··· Material shown

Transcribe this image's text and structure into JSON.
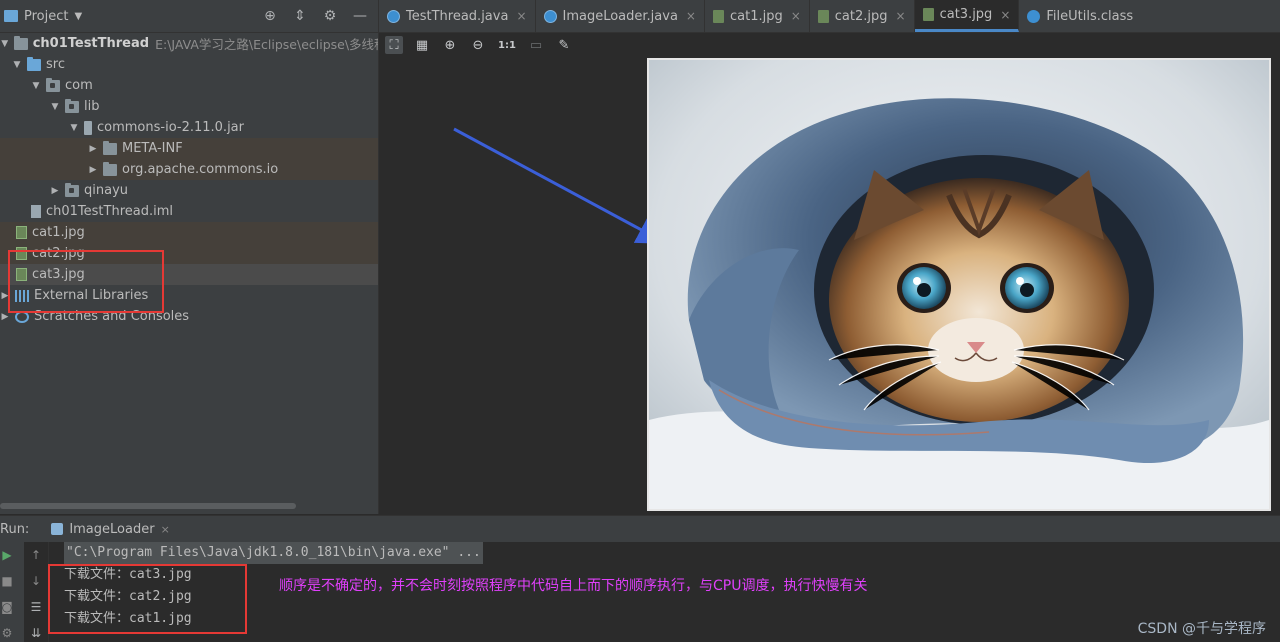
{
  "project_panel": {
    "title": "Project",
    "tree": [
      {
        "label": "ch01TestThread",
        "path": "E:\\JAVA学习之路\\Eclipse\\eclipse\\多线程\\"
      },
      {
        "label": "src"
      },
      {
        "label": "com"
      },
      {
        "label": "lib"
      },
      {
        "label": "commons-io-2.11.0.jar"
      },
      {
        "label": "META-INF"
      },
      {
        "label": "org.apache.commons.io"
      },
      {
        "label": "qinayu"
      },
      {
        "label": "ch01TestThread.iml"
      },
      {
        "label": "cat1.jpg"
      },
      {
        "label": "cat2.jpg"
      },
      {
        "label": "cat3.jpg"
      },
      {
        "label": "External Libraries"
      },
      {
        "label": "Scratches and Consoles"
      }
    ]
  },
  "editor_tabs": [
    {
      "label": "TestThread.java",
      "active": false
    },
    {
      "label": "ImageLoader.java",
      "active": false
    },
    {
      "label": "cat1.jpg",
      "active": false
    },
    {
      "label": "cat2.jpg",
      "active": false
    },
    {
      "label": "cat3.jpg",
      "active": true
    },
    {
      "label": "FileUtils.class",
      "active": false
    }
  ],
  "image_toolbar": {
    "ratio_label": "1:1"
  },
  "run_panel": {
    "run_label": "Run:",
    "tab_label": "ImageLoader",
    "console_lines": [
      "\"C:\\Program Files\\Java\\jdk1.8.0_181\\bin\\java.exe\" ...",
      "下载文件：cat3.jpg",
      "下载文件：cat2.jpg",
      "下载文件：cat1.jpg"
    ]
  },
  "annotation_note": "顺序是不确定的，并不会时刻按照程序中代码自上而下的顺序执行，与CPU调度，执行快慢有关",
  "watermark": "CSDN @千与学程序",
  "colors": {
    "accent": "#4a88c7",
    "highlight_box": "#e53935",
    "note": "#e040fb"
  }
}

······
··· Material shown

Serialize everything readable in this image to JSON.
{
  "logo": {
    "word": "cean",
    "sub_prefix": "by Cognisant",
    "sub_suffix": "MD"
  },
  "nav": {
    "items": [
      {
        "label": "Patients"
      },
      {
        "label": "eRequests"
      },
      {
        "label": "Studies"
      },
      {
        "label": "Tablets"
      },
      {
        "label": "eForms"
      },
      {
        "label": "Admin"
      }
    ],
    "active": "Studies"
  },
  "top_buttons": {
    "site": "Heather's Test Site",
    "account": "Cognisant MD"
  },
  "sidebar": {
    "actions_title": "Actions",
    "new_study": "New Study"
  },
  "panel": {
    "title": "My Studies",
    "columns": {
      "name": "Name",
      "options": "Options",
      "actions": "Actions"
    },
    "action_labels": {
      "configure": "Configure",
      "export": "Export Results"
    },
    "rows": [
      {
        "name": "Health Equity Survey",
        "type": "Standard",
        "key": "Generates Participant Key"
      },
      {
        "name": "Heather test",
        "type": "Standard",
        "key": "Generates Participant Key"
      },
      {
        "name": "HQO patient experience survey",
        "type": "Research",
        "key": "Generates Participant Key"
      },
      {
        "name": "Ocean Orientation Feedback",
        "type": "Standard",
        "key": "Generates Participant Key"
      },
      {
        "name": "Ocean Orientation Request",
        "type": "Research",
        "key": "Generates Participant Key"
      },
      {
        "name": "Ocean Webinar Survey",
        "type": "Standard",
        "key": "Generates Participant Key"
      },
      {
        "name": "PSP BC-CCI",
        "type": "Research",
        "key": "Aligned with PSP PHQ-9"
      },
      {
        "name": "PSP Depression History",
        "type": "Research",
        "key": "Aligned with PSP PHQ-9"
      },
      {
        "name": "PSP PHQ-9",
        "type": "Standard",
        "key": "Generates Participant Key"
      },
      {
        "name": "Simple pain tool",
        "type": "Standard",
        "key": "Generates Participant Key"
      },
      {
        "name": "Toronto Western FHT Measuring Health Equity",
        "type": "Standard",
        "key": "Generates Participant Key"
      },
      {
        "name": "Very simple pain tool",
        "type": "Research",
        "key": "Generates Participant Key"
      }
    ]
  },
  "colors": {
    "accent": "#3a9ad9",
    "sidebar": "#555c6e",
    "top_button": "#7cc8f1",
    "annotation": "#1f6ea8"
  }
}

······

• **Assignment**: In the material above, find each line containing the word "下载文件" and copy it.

• **Exercise answer**:
      "下载文件：cat3.jpg",
      "下载文件：cat2.jpg",
      "下载文件：cat1.jpg"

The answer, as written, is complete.